Canada’s anti-spam law (CASL) came into effect on July 1, 2014. Almost three years later, Canadian businesses and their lawyers are still grappling with CASL compliance issues and trying to understand how CASL’s broad and often unclear provisions apply in practice. And, on July 1, 2017, two new things happen under CASL.
Basis of implied consent to narrow when transition period ends
When CASL came into force in 2014, it included a 3-year transition period that allowed organizations to rely on deemed implied consent for sending commercial electronic messages (CEMs) in certain circumstances. If an organization had, as of July 1, 2014, an existing business or non-business relationship (as defined in CASL) with a person, and that relationship included the sending of CEMs, then the organization was deemed to have implied consent to send CEMs to that person for three years or until the person opted out. This transition period was meant to give organizations the chance to adapt to CASL and upgrade to express consents where possible.
That transition period, and the implied consent, expire on July 1, 2017. This means that organizations can no longer rely on this implied consent, and will have to remove recipients from their mailing lists by July 1, 2017 unless: (a) the organization obtained express consent from the recipient during the transition period; or (b) another exception such as implied consent under an existing business relationship has arisen during the transition period and hasn’t expired (and the recipient has not opted out).
CASL states that an organization sending CEMs has the onus of proving that it has the necessary consent (or that an exception properly applies) for each CEM that it sends. And the formal CASL enforcements to date demonstrate that CASL regulators are more than willing to find against an organization that cannot show a valid basis for sending CEMs.
Many organizations undertook careful pre-CASL preparations in 2014 to evaluate their commercial electronic communications and their recipient lists. If you did so, now is a good time to revisit those preparations and to confirm whether your organization is still sending CEMs in reliance on implied consent under CASL’s transition provisions. If it is, then before July 1, 2017 you should obtain express consent from those recipients or confirm whether there is another basis on which you can send CEMs.
CASL litigation expected to rise when private right of action comes in effect
CASL’s private right of action comes into effect on July 1, 2017, and many lawyers and commentators expect a flurry of CASL litigation (including perhaps class actions) to follow quickly.
CASL creates a statutory cause of action under which persons who allege that they are affected by a CASL breach can apply to court for an order against the alleged violator. Available remedies include compensation in an amount equal to the actual loss or damage suffered or expenses incurred, and additional amounts for different CASL violations (each with a maximum amount). For example, the court can award statutory damages of $200 per day for each breach of section 6 (the CEM obligations), not exceeding $1 million for each day on which a breach occurred.

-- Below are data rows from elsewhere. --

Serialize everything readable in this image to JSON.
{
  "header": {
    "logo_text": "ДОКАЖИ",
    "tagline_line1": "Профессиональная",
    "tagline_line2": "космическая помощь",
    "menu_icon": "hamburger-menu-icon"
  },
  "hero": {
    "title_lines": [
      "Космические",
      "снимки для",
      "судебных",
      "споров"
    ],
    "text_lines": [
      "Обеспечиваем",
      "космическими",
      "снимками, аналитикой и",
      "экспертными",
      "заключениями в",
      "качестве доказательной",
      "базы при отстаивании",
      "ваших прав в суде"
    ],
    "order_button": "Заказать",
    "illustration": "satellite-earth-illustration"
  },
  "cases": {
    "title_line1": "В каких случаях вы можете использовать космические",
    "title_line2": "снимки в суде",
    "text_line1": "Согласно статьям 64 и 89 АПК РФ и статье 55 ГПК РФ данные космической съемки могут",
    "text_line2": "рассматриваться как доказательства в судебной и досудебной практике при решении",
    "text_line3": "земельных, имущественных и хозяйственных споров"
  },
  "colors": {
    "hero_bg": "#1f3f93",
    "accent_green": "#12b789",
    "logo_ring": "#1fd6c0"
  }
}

As well, CASL imposes personal liability on officers, directors, agents and mandataries of a corporation that violates CASL if they directed, authorized, assented to, acquiesced in or participated in the violation, regardless of whether the corporation is proceeded against. Therefore any private right of action might well be brought against directors and officers, etc., personally.
The private right of action contains a limitation clause that says unless a court holds otherwise, no one can bring an application later than three years after the day on which the applicant first knew of the CASL violation in question. However, it is not entirely clear whether that provision is completely prospective, such that any violations before July 1, 2017 cannot be the basis for a private action, or whether as of July 1, 2017 organizations can be sued for violations that occurred before July 1, 2017. CASL regulators have indicated that they interpret the provision as entirely prospective, and that violations before July 1, 2017 cannot found a claim. However, it is not clear whether a court would take the same view.
CASL contains a due diligence defence that states that a person must not be liable for a violation if they establish that they “exercised due diligence” to prevent the violation. CASL does not set out what due diligence is sufficient, but CASL enforcements to date give some indication of what is required. Several organizations have entered into voluntary undertakings that require, among other things, implementing written policies and procedures regarding CASL compliance, implementing training programs for employees, tracking complaints and subsequent resolutions, and implementing monitoring and auditing mechanisms to assess and track CASL compliance.
The private right of action increases the potential downside of CASL non-compliance, as violations could result in legal claims (and the resulting reputational risk and costs of time and money) even if those violations have not caught the regulators’ attention. This is another good reason to revisit your CASL compliance measures before July 1, 2017.